Alex at his wedding
Most impact: The scene we call the “flock swap” made a huge impact on us. Jeremy was filming by himself that day, while Alex and Jessie brought animals to an informal market for farmers to buy and sell livestock. Jeremy is filming Alex as something behind the camera catches Alex’s attention and makes him go for his gun. It’s an incredibly rare moment in which Alex’s PTSD is triggered on camera. It is a powerful window for civilians to look into the world of what it’s like to live daily with the trauma of war constantly around you.
Why do you think Alex doesn’t seem to be getting the care that he really needs?
Veteran mental health, en masse, experiences many difficult obstacles between the person and the treatment. The most effective treatments are long term and labor intensive, both for the healthcare system and the individual. Shorter term, symptom-based treatments often involve relying on heavy medication, which can be exacerbated by the number of different doctors involved with an individual.

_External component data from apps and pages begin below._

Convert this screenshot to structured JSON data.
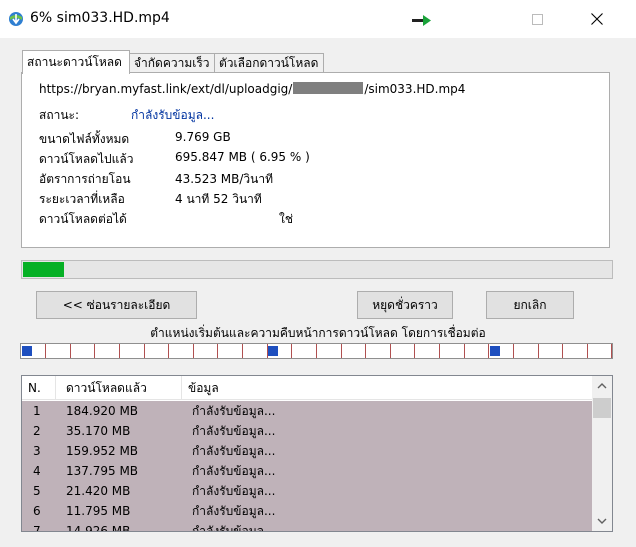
{
  "window": {
    "title": "6% sim033.HD.mp4",
    "maximize_icon": "maximize-icon",
    "close_icon": "close-icon"
  },
  "tabs": [
    {
      "label": "สถานะดาวน์โหลด",
      "active": true
    },
    {
      "label": "จำกัดความเร็ว",
      "active": false
    },
    {
      "label": "ตัวเลือกดาวน์โหลด",
      "active": false
    }
  ],
  "status_panel": {
    "url_prefix": "https://bryan.myfast.link/ext/dl/uploadgig/",
    "url_suffix": "/sim033.HD.mp4",
    "status_label": "สถานะ:",
    "status_value": "กำลังรับข้อมูล...",
    "info": [
      {
        "label": "ขนาดไฟล์ทั้งหมด",
        "value": "9.769  GB"
      },
      {
        "label": "ดาวน์โหลดไปแล้ว",
        "value": "695.847  MB  ( 6.95 % )"
      },
      {
        "label": "อัตราการถ่ายโอน",
        "value": "43.523  MB/วินาที"
      },
      {
        "label": "ระยะเวลาที่เหลือ",
        "value": "4 นาที 52 วินาที"
      },
      {
        "label": "ดาวน์โหลดต่อได้",
        "value": "ใช่"
      }
    ]
  },
  "progress": {
    "percent": 6.95,
    "color": "#06b025"
  },
  "buttons": {
    "hide_details": "<< ซ่อนรายละเอียด",
    "pause": "หยุดชั่วคราว",
    "cancel": "ยกเลิก"
  },
  "connections_caption": "ตำแหน่งเริ่มต้นและความคืบหน้าการดาวน์โหลด โดยการเชื่อมต่อ",
  "segments": {
    "count": 24,
    "marked": [
      0,
      10,
      19
    ]
  },
  "connection_list": {
    "columns": [
      "N.",
      "ดาวน์โหลดแล้ว",
      "ข้อมูล"
    ],
    "rows": [
      {
        "n": "1",
        "downloaded": "184.920  MB",
        "info": "กำลังรับข้อมูล..."
      },
      {
        "n": "2",
        "downloaded": "35.170  MB",
        "info": "กำลังรับข้อมูล..."
      },
      {
        "n": "3",
        "downloaded": "159.952  MB",
        "info": "กำลังรับข้อมูล..."
      },
      {
        "n": "4",
        "downloaded": "137.795  MB",
        "info": "กำลังรับข้อมูล..."
      },
      {
        "n": "5",
        "downloaded": "21.420  MB",
        "info": "กำลังรับข้อมูล..."
      },
      {
        "n": "6",
        "downloaded": "11.795  MB",
        "info": "กำลังรับข้อมูล..."
      },
      {
        "n": "7",
        "downloaded": "14.926  MB",
        "info": "กำลังรับข้อมูล..."
      }
    ],
    "row_color": "#bfb2b9"
  }
}
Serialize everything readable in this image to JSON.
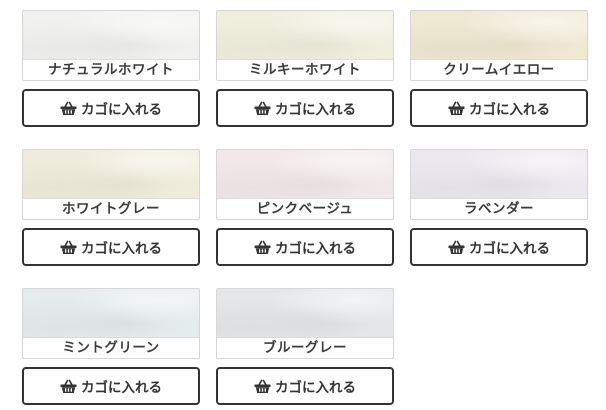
{
  "products": [
    {
      "name": "ナチュラルホワイト",
      "color": "#f1f1ef",
      "button_label": "カゴに入れる"
    },
    {
      "name": "ミルキーホワイト",
      "color": "#f0eedd",
      "button_label": "カゴに入れる"
    },
    {
      "name": "クリームイエロー",
      "color": "#efe9d3",
      "button_label": "カゴに入れる"
    },
    {
      "name": "ホワイトグレー",
      "color": "#f0ecdb",
      "button_label": "カゴに入れる"
    },
    {
      "name": "ピンクベージュ",
      "color": "#f1e8e9",
      "button_label": "カゴに入れる"
    },
    {
      "name": "ラベンダー",
      "color": "#ebe8ef",
      "button_label": "カゴに入れる"
    },
    {
      "name": "ミントグリーン",
      "color": "#e5eced",
      "button_label": "カゴに入れる"
    },
    {
      "name": "ブルーグレー",
      "color": "#e4e6e8",
      "button_label": "カゴに入れる"
    }
  ],
  "icons": {
    "cart": "basket-icon"
  }
}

Additionally, there are real complications as veterans transition from Department of Defense (DOD), which provides them care while they are active soldiers, to care from Veterans’ Affairs (VA), and the focus of the treatment changes. Veterans often have both a stigma and a distrust built in from their previous care before reaching the VA, making the task even more difficult for a system with stretched resources. Unfortunately, Alex’s inability to find the right support is fairly common amongst veterans of the Iraq and Afghanistan Wars, despite the tremendous dedication and hard work from the VA’s staff.
What are your three favorite/most influential documentaries or feature films?
Alix Blair: Cameraperson (doc), The Girl in the River (doc), The Machine Which Makes Everything Disappear (doc), Tell Spring Not to Come this Year (Doc).
D.L. Anderson: These three films had a great influence on my understanding of film: Burden of Dreams (Les Blank’s doc), Salesman (1969, Maysles brother doc), O Brother, Where Art Thou? (Coen Bros. feature)
Do you have any updates on how the Suttons are doing?
Many people ask this and the answer is: they’re doing the same. Alex is still struggling to figure out the medication combination that works for him, they still trying to make the farm a sustainable lifestyle for their family. Their children are growing. Some days are better than others, and that’s the reality of life for veterans facing invisible wounds. As Jessie says, “It might get better. But it might not.”